Stan Van Gundy believed in the Reggie Jackson - Blake Griffin - Andre Drummond core offensively, and it’s easy to see why. Although they started without Reggie, Blake and Andre developed some mutually beneficial chemistry as they played together more:

When Reggie returned, that trio only got to play four games together, and the Lakers game offered the clearest glimpse into Stan’s vision:

The threat of the Reggie/Andre PNR opening up space for Blake to shoot, followed by the Blake post-up drawing so much attention that it leaves Reggie wide open. Like Mike Snyder (who I stole all those clips from, thanks Mike) says, basketball is a simple game if you let it be.

Blake is not a perfect player, and he does not make the Pistons a perfect team. It is wholly probable that he does not play 70 games in a season ever again. I would love for him to spend another summer bumping up his three-point percentage.

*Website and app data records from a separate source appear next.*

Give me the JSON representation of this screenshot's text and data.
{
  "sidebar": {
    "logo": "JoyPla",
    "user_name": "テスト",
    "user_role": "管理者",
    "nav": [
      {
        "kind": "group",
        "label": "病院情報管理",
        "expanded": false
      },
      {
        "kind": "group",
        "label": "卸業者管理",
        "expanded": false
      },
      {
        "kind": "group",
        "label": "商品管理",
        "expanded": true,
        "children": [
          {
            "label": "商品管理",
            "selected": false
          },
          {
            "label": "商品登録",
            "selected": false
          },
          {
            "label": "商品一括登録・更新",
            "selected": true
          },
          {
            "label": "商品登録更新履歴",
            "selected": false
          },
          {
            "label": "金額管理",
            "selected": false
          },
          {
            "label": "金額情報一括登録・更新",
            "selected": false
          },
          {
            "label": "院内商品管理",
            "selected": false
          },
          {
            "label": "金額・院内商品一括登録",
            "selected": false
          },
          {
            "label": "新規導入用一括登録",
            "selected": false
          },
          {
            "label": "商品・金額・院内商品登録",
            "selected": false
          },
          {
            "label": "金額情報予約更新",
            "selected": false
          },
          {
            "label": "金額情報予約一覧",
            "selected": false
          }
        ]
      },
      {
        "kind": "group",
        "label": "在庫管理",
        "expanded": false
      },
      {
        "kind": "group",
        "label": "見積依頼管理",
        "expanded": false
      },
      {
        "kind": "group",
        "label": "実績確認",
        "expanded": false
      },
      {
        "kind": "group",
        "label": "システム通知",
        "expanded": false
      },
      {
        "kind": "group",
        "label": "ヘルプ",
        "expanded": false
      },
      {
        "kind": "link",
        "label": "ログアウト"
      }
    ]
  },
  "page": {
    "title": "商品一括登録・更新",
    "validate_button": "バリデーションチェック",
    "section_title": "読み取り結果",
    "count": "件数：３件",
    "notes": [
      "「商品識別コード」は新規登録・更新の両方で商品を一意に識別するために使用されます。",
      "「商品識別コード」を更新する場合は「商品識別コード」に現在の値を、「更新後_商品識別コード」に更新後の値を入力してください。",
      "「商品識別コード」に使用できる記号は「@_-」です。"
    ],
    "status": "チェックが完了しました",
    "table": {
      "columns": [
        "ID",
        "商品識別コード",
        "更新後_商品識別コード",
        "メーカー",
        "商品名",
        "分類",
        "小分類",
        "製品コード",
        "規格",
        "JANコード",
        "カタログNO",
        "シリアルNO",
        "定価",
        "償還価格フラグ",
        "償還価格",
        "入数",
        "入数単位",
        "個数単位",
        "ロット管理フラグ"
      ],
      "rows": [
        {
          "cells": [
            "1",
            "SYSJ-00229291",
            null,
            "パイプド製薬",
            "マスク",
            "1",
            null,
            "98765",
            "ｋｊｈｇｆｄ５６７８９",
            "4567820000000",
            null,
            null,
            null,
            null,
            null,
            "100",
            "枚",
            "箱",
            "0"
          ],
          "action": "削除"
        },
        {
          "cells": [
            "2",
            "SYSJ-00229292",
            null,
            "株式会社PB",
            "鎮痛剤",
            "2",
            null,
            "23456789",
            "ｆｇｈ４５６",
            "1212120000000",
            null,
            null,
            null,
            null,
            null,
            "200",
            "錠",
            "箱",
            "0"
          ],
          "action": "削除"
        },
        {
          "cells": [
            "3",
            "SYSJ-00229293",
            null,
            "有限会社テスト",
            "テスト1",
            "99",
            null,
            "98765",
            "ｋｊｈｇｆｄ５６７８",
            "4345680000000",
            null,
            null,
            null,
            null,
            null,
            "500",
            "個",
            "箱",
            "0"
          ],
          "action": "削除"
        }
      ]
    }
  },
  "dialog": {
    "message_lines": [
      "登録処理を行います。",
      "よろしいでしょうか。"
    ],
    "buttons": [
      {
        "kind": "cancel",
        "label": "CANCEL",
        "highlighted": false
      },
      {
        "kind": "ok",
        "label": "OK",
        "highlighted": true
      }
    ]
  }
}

I would love for him to be a more efficient roll man (his Synergy numbers as a roll man in Detroit were... ugly). I would love it if a summer spent not rehabbing meant he regained some of the athleticism that was his calling card.

But Blake made the Pistons better, he makes the Pistons better as long as he’s on the floor, and there’s no reason to believe that will stop being the case anytime soon.